January Bible Study traces roots to post-WWII era in American church life

It was a call to return to Bible study in the local church following World War II that launched the January Bible Study, according to a team leader at Lifeway Christian Resources. The January Bible Study, first produced by the Baptist Sunday School Board, debuted in 1948.

“There was the idea that if they had some type of special Bible study, it might be a way for the church to recapture some folks who had dropped out and gain folks who weren’t a part of a Bible study group or a church at all,” Dwayne McCrary said during a recent episode of Baptist Press This Week.

McCrary leads adult ongoing Bible studies at Lifeway.

The original Bible study was on the book of Ephesians, he said. This year marks 75 years of the study, and it is turning again to Ephesians.

McCrary is excited about some of the topics covered in the study.

“The key ideas of new life in Christ, a walk worthy, the unity of believers and spiritual warfare. We can see why those things would’ve been important following World War II, but we can also see why those topics would be important for us today as well,” he said.

Reading versus studying

He encourages students of the Bible to use the fresh start of a new year to engage in Bible study. He says there is a real difference in simply reading the Bible versus studying the Bible.

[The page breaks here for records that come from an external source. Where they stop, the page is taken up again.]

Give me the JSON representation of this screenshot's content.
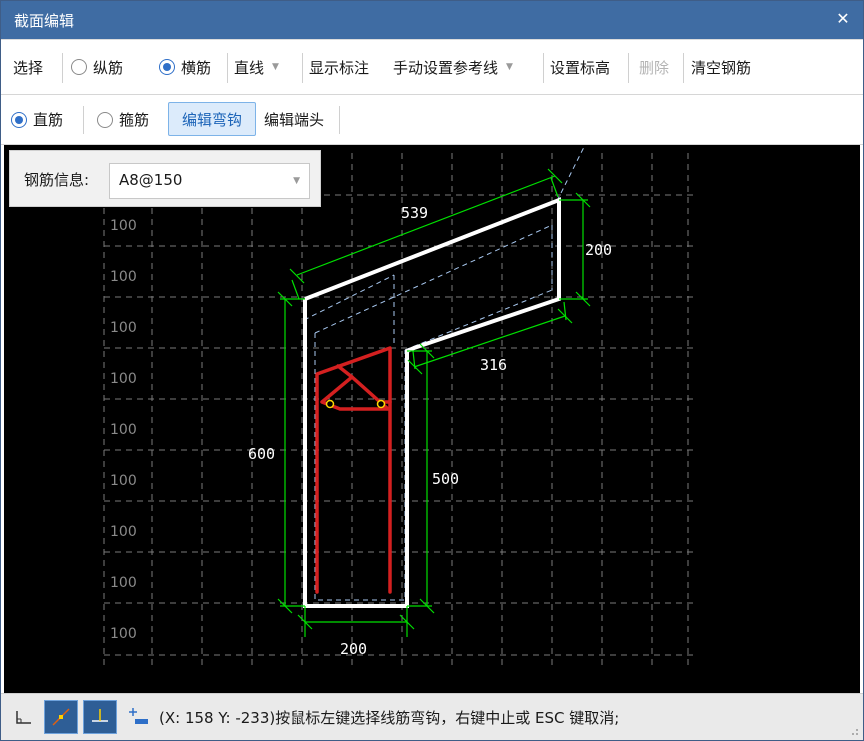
{
  "window": {
    "title": "截面编辑",
    "close_glyph": "✕"
  },
  "toolbar1": {
    "select": "选择",
    "radio_long": "纵筋",
    "radio_transverse": "横筋",
    "line_type": "直线",
    "show_annotation": "显示标注",
    "manual_ref_line": "手动设置参考线",
    "set_elevation": "设置标高",
    "delete": "删除",
    "clear_rebar": "清空钢筋"
  },
  "toolbar2": {
    "radio_straight": "直筋",
    "radio_stirrup": "箍筋",
    "edit_hook": "编辑弯钩",
    "edit_end": "编辑端头"
  },
  "rebar_info": {
    "label": "钢筋信息:",
    "value": "A8@150"
  },
  "grid_labels": [
    "100",
    "100",
    "100",
    "100",
    "100",
    "100",
    "100",
    "100",
    "100"
  ],
  "dimensions": {
    "top_slope": "539",
    "right_height": "200",
    "inner_slope": "316",
    "left_height": "600",
    "inner_height": "500",
    "bottom_width": "200"
  },
  "status": {
    "message": "(X: 158 Y: -233)按鼠标左键选择线筋弯钩，右键中止或 ESC 键取消;"
  },
  "colors": {
    "titlebar": "#3f6ca3",
    "canvas": "#000000",
    "outline": "#ffffff",
    "dimension": "#00e000",
    "rebar": "#d42020",
    "grid": "#7a7a7a"
  }
}
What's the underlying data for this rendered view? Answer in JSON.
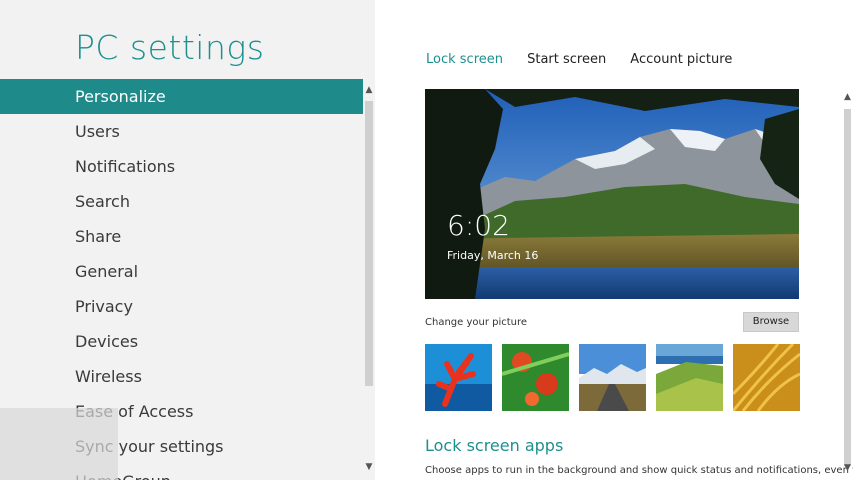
{
  "app": {
    "title": "PC settings"
  },
  "nav": {
    "items": [
      {
        "label": "Personalize"
      },
      {
        "label": "Users"
      },
      {
        "label": "Notifications"
      },
      {
        "label": "Search"
      },
      {
        "label": "Share"
      },
      {
        "label": "General"
      },
      {
        "label": "Privacy"
      },
      {
        "label": "Devices"
      },
      {
        "label": "Wireless"
      },
      {
        "label": "Ease of Access"
      },
      {
        "label": "Sync your settings"
      },
      {
        "label": "HomeGroup"
      }
    ],
    "active_index": 0
  },
  "tabs": {
    "items": [
      {
        "label": "Lock screen"
      },
      {
        "label": "Start screen"
      },
      {
        "label": "Account picture"
      }
    ],
    "active_index": 0
  },
  "lockscreen": {
    "time": "6:02",
    "date": "Friday, March 16",
    "change_label": "Change your picture",
    "browse_label": "Browse"
  },
  "apps_section": {
    "title": "Lock screen apps",
    "description": "Choose apps to run in the background and show quick status and notifications, even when"
  },
  "colors": {
    "accent": "#1e8a8a",
    "left_panel_bg": "#f2f2f2"
  }
}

“I’m going to underline, I’m going to highlight, I’m probably going to go back and reread some things to see how they relate to what I just read,” said McCrary.

“I’m going to spend time really digging into that and thinking about what that means for me. And that’s how we should approach a Bible study. We need to stop and take time to reflect on it and think about what it means for us in our own personal lives.”

Slowing down is another tip he offers for Bible study.

“We have to stop and really evaluate that (the text). And you can’t do that in five minutes or 10 minutes. You’ve got to spend some time thinking about that through the day,” he explained.

Being a part of a small group Bible study or Sunday School class is also important to grow as a student of God’s word, he said.

“Being involved in an ongoing Bible study group makes a world of difference when it comes to studying the Bible as an individual,” McCrary said.


EDITOR’S NOTE — This article was written by Brandon Porter and originally published by Baptist Press, news service of the Southern Baptist Convention.